*** Opening of Material to process ***

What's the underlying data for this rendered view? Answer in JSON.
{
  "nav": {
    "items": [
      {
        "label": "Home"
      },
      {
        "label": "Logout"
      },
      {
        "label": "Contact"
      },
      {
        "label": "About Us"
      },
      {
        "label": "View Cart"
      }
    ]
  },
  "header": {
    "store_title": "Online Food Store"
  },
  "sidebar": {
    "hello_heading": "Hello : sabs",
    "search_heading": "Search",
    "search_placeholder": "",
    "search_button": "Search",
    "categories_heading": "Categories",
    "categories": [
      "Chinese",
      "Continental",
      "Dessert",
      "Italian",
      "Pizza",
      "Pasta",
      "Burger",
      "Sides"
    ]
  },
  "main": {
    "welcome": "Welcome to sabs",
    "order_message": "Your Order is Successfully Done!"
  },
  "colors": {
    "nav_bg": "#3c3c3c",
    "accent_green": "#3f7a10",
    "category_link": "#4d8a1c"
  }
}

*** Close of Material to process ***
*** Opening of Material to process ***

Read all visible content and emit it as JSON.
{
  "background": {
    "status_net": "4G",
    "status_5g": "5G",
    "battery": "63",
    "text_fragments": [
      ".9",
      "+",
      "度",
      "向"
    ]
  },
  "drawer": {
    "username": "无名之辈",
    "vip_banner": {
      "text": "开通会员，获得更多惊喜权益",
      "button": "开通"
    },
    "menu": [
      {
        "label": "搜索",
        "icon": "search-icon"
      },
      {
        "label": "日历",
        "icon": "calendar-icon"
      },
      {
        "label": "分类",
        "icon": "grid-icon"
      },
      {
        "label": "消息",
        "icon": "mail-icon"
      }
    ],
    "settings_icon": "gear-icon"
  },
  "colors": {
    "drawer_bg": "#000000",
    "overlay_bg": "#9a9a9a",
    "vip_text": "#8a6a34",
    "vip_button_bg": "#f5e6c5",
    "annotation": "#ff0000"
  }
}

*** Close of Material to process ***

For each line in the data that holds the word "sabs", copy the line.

• **Result for this exercise**
    "hello_heading": "Hello : sabs",
    "welcome": "Welcome to sabs",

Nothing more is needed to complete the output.